*** Block opens ***
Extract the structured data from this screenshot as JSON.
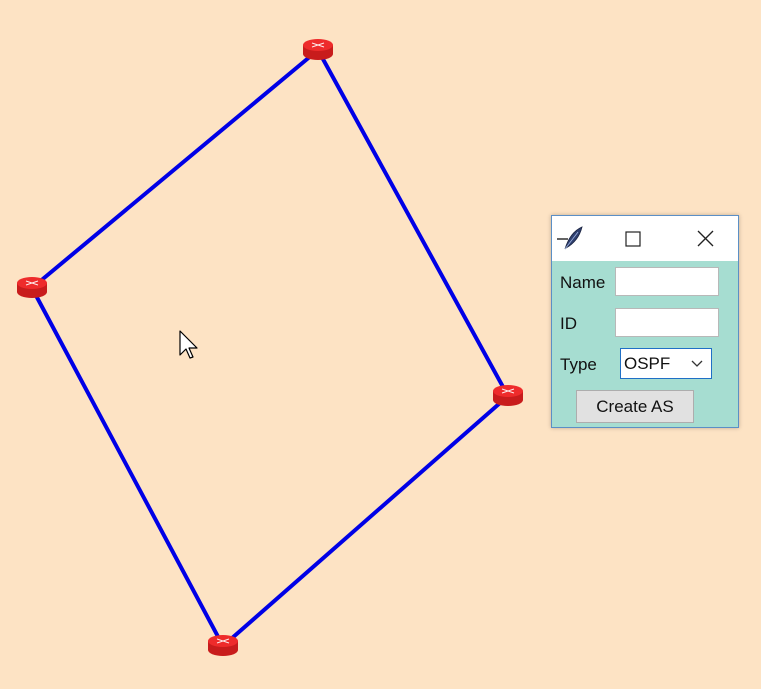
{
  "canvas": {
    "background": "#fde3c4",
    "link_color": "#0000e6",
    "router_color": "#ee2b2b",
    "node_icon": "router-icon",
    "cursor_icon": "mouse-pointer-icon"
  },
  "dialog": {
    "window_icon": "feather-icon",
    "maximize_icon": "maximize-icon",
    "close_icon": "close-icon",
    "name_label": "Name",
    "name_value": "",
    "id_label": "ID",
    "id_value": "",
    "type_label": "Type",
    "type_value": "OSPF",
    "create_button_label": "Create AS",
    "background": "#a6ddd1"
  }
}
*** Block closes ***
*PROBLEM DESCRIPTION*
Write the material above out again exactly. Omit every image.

*FINISHED TASK*
Extract the structured data from this screenshot as JSON.
{
  "canvas": {
    "background": "#fde3c4",
    "link_color": "#0000e6",
    "router_color": "#ee2b2b",
    "node_icon": "router-icon",
    "cursor_icon": "mouse-pointer-icon"
  },
  "dialog": {
    "window_icon": "feather-icon",
    "maximize_icon": "maximize-icon",
    "close_icon": "close-icon",
    "name_label": "Name",
    "name_value": "",
    "id_label": "ID",
    "id_value": "",
    "type_label": "Type",
    "type_value": "OSPF",
    "create_button_label": "Create AS",
    "background": "#a6ddd1"
  }
}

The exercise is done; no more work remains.